  • 98% collaborate on “developing/reviewing business and functional requirements.”
  • 95% collaborate on “preparing/reviewing financial justification and ROI analyses.”
  • 85% collaborate on “speaking with and evaluating prospective vendors.”

This research supports what we’ve witnessed working with many B2B companies over the years to help them improve their win rates. Financial decision makers are increasingly putting sales and marketing teams through their paces by a cost justification (aka a business case). This is particularly true for high-ticket items and any solution that will significantly disrupt a customer’s business.

Many salespeople instinctively know that more deals are lost to lack of funding approval than a traditional competitor. For some reason, however, they rarely build this awareness into their sales process. Instead, they continue to focus solely on beating “the competition.”

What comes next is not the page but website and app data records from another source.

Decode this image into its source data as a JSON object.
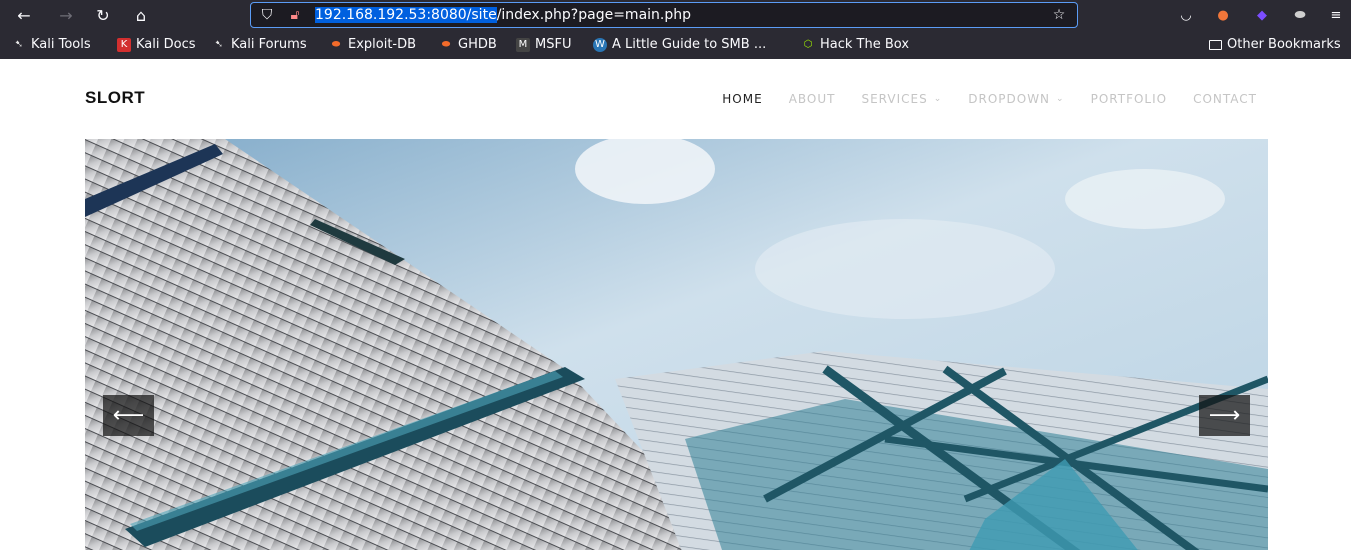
{
  "browser": {
    "url_selected": "192.168.192.53:8080/site",
    "url_rest": "/index.php?page=main.php",
    "icons": {
      "back": "back-arrow-icon",
      "forward": "forward-arrow-icon",
      "reload": "reload-icon",
      "home": "home-icon",
      "shield": "shield-icon",
      "lock": "lock-icon",
      "star": "star-icon",
      "pocket": "pocket-icon",
      "menu": "hamburger-menu-icon"
    },
    "bookmarks": [
      {
        "label": "Kali Tools",
        "icon": "kali-icon"
      },
      {
        "label": "Kali Docs",
        "icon": "kali-docs-icon"
      },
      {
        "label": "Kali Forums",
        "icon": "kali-icon"
      },
      {
        "label": "Exploit-DB",
        "icon": "exploit-db-icon"
      },
      {
        "label": "GHDB",
        "icon": "ghdb-icon"
      },
      {
        "label": "MSFU",
        "icon": "msfu-icon"
      },
      {
        "label": "A Little Guide to SMB ...",
        "icon": "wordpress-icon"
      },
      {
        "label": "Hack The Box",
        "icon": "hackthebox-icon"
      }
    ],
    "other_bookmarks": "Other Bookmarks"
  },
  "site": {
    "logo": "SLORT",
    "menu": [
      {
        "label": "HOME",
        "active": true,
        "dropdown": false
      },
      {
        "label": "ABOUT",
        "active": false,
        "dropdown": false
      },
      {
        "label": "SERVICES",
        "active": false,
        "dropdown": true
      },
      {
        "label": "DROPDOWN",
        "active": false,
        "dropdown": true
      },
      {
        "label": "PORTFOLIO",
        "active": false,
        "dropdown": false
      },
      {
        "label": "CONTACT",
        "active": false,
        "dropdown": false
      }
    ],
    "carousel": {
      "prev_icon": "arrow-left-icon",
      "next_icon": "arrow-right-icon"
    }
  },
  "colors": {
    "chrome_bg": "#2b2a33",
    "url_highlight": "#0060df",
    "accent_focus": "#5b9cf6"
  }
}
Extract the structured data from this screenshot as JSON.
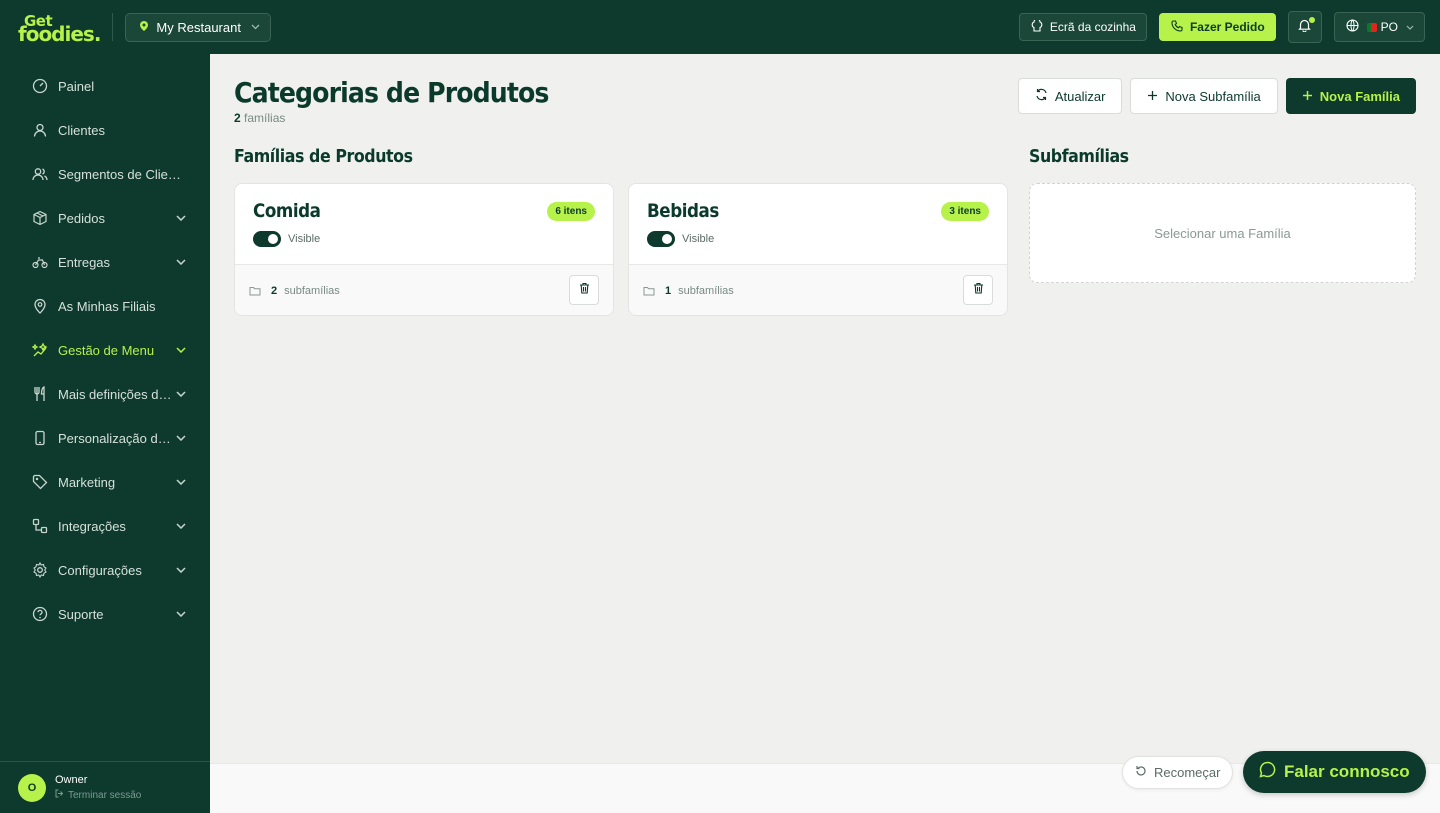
{
  "header": {
    "logo_line1": "Get",
    "logo_line2": "foodies.",
    "restaurant": "My Restaurant",
    "kitchen_label": "Ecrã da cozinha",
    "order_label": "Fazer Pedido",
    "lang_code": "PO"
  },
  "sidebar": {
    "items": [
      {
        "label": "Painel",
        "icon": "dashboard-icon"
      },
      {
        "label": "Clientes",
        "icon": "user-icon"
      },
      {
        "label": "Segmentos de Clientes",
        "icon": "users-icon"
      },
      {
        "label": "Pedidos",
        "icon": "box-icon"
      },
      {
        "label": "Entregas",
        "icon": "bike-icon"
      },
      {
        "label": "As Minhas Filiais",
        "icon": "location-icon"
      },
      {
        "label": "Gestão de Menu",
        "icon": "menu-icon"
      },
      {
        "label": "Mais definições de menu",
        "icon": "utensils-icon"
      },
      {
        "label": "Personalização do app",
        "icon": "phone-icon"
      },
      {
        "label": "Marketing",
        "icon": "tag-icon"
      },
      {
        "label": "Integrações",
        "icon": "integration-icon"
      },
      {
        "label": "Configurações",
        "icon": "gear-icon"
      },
      {
        "label": "Suporte",
        "icon": "help-icon"
      }
    ],
    "user_initial": "O",
    "user_name": "Owner",
    "logout_label": "Terminar sessão"
  },
  "main": {
    "title": "Categorias de Produtos",
    "family_count": "2",
    "family_count_label": "famílias",
    "refresh_label": "Atualizar",
    "new_subfamily_label": "Nova Subfamília",
    "new_family_label": "Nova Família",
    "families_title": "Famílias de Produtos",
    "subfamilies_title": "Subfamílias",
    "families": [
      {
        "name": "Comida",
        "badge": "6 itens",
        "visible_label": "Visible",
        "sub_count": "2",
        "sub_label": "subfamílias"
      },
      {
        "name": "Bebidas",
        "badge": "3 itens",
        "visible_label": "Visible",
        "sub_count": "1",
        "sub_label": "subfamílias"
      }
    ],
    "sub_placeholder": "Selecionar uma Família"
  },
  "footer": {
    "restart_label": "Recomeçar",
    "chat_label": "Falar connosco"
  },
  "colors": {
    "brand_dark": "#0d3a2c",
    "accent": "#b6f24a"
  }
}
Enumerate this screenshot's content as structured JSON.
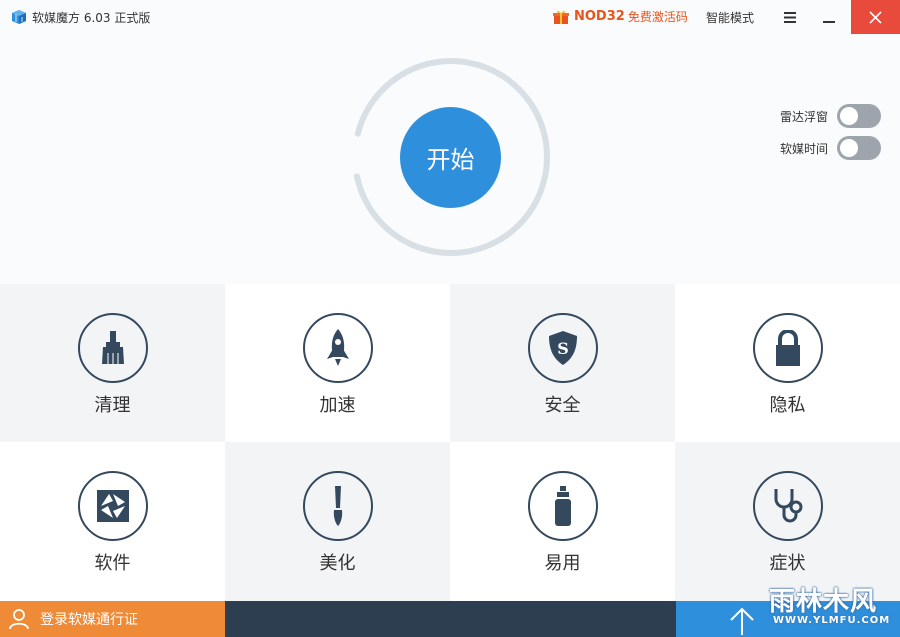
{
  "titlebar": {
    "app_title": "软媒魔方 6.03 正式版",
    "promo_nod": "NOD32",
    "promo_free": "免费激活码",
    "mode_label": "智能模式",
    "icons": [
      "cube-logo-icon",
      "gift-icon",
      "menu-icon",
      "minimize-icon",
      "close-icon"
    ]
  },
  "main": {
    "start_label": "开始",
    "toggles": [
      {
        "label": "雷达浮窗",
        "on": false
      },
      {
        "label": "软媒时间",
        "on": false
      }
    ]
  },
  "tiles": [
    {
      "label": "清理",
      "icon": "broom-icon"
    },
    {
      "label": "加速",
      "icon": "rocket-icon"
    },
    {
      "label": "安全",
      "icon": "shield-icon"
    },
    {
      "label": "隐私",
      "icon": "lock-icon"
    },
    {
      "label": "软件",
      "icon": "aperture-icon"
    },
    {
      "label": "美化",
      "icon": "paintbrush-icon"
    },
    {
      "label": "易用",
      "icon": "bottle-icon"
    },
    {
      "label": "症状",
      "icon": "stethoscope-icon"
    }
  ],
  "bottom": {
    "login_label": "登录软媒通行证"
  },
  "watermark": {
    "top": "雨林木风",
    "bottom": "WWW.YLMFU.COM"
  },
  "colors": {
    "accent_blue": "#2e8fdc",
    "close_red": "#e84b3c",
    "login_orange": "#ef8a36",
    "bottom_dark": "#2d3e50",
    "promo_orange": "#e8541c",
    "icon_dark": "#34495e"
  }
}
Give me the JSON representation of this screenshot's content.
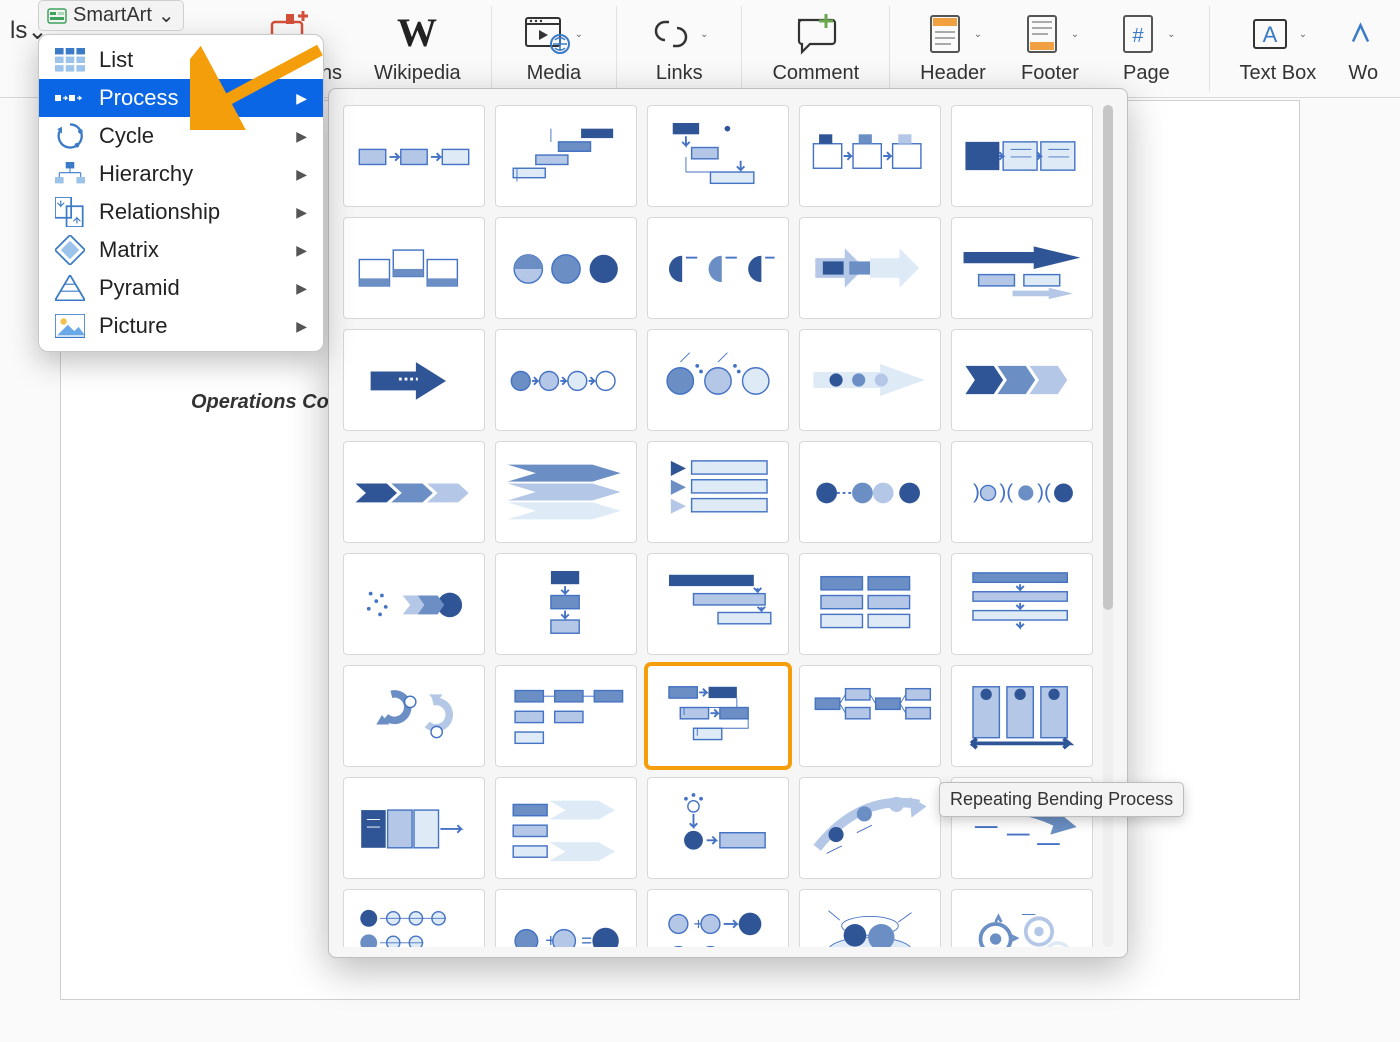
{
  "ribbon": {
    "smartart_button": "SmartArt",
    "addins_label": "Get Add-ins",
    "wikipedia_label": "Wikipedia",
    "media_label": "Media",
    "links_label": "Links",
    "comment_label": "Comment",
    "header_label": "Header",
    "footer_label": "Footer",
    "page_label": "Page",
    "textbox_label": "Text Box",
    "wordart_trunc": "Wo",
    "left_trunc": "ls"
  },
  "menu": {
    "items": [
      {
        "label": "List",
        "icon": "list"
      },
      {
        "label": "Process",
        "icon": "process",
        "selected": true
      },
      {
        "label": "Cycle",
        "icon": "cycle"
      },
      {
        "label": "Hierarchy",
        "icon": "hierarchy"
      },
      {
        "label": "Relationship",
        "icon": "relationship"
      },
      {
        "label": "Matrix",
        "icon": "matrix"
      },
      {
        "label": "Pyramid",
        "icon": "pyramid"
      },
      {
        "label": "Picture",
        "icon": "picture"
      }
    ]
  },
  "gallery": {
    "highlight_index": 27,
    "tooltip": "Repeating Bending Process"
  },
  "document": {
    "visible_text": "Operations Coord"
  }
}
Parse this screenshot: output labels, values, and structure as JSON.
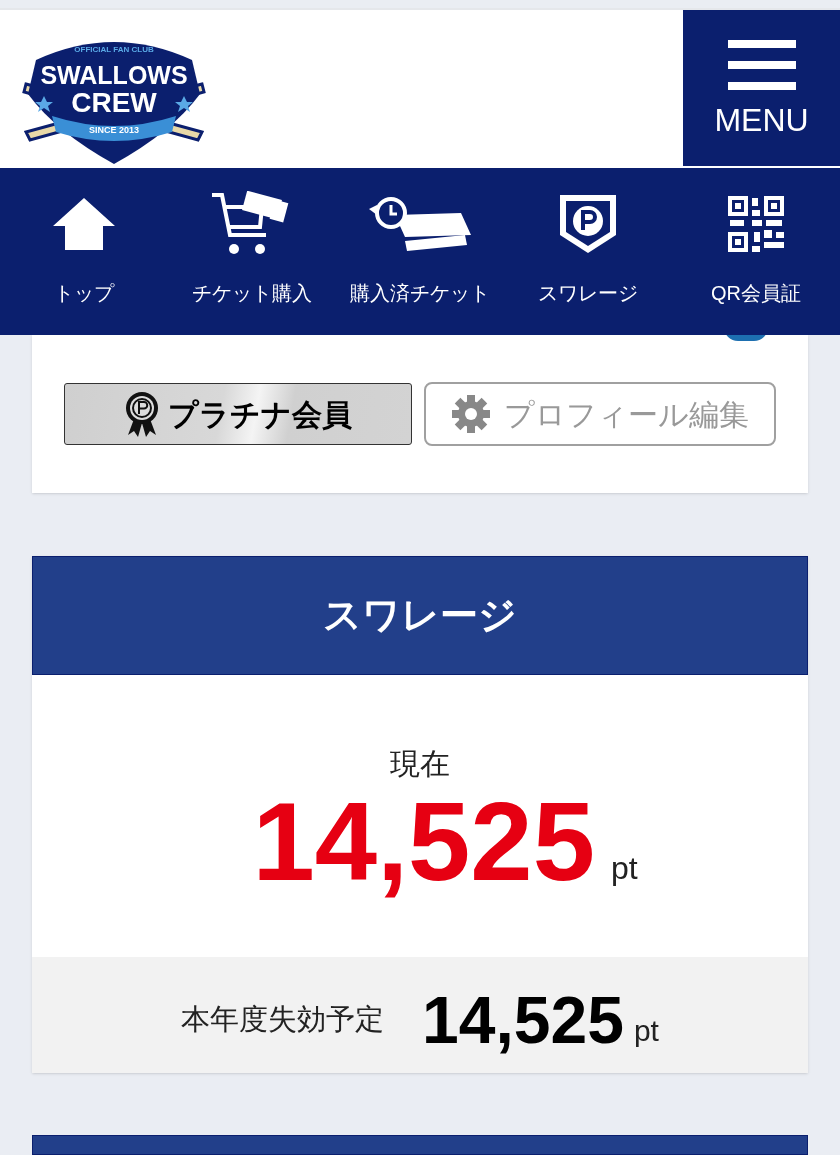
{
  "logo": {
    "top_text": "OFFICIAL FAN CLUB",
    "line_1": "SWALLOWS",
    "line_2": "CREW",
    "ribbon": "SINCE 2013"
  },
  "menu_button": {
    "label": "MENU"
  },
  "nav": [
    {
      "kind": "home",
      "label": "トップ"
    },
    {
      "kind": "cart",
      "label": "チケット購入"
    },
    {
      "kind": "history",
      "label": "購入済チケット"
    },
    {
      "kind": "points",
      "label": "スワレージ"
    },
    {
      "kind": "qr",
      "label": "QR会員証"
    }
  ],
  "profile": {
    "rank_badge": "プラチナ会員",
    "edit_button": "プロフィール編集"
  },
  "points_card": {
    "title": "スワレージ",
    "current_label": "現在",
    "current_value": "14,525",
    "current_unit": "pt",
    "expiring_label": "本年度失効予定",
    "expiring_value": "14,525",
    "expiring_unit": "pt"
  }
}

Winning Against the Invisible Competitor 

In fact, these actions are not likely to make an impact if you’re facing your invisible competitor. The one thing that will help is a solid business case (depending on your offering, you’ll need either a simple, standard, or in-depth business case to win budget approval and close more deals).

An ROI tool is an effective and efficient way to build a standard business case that your champion can show to the CFO (or other member of the prospect’s finance team). The business case should include financial metrics such as net present value (NPV) and ROI; CFOs use these metrics routinely to compare potential investment opportunities against each other.

Conclusion: Yes, You Can Stop Losing Deals

The next time you’re trying to close a deal, don’t go to your manager pleading for price discounts, and don’t worry so much about what competing companies are doing. Instead, think from the perspective of the prospect’s finance team. What do they need to understand about your value to sign off on this purchase? Why would it make sense over any other option they’re considering? If you can’t answer those questions, you still have work to do before you win the deal.

Marketing Strategies to Maximize Value Capture by ROI Selling www.roi-selling.com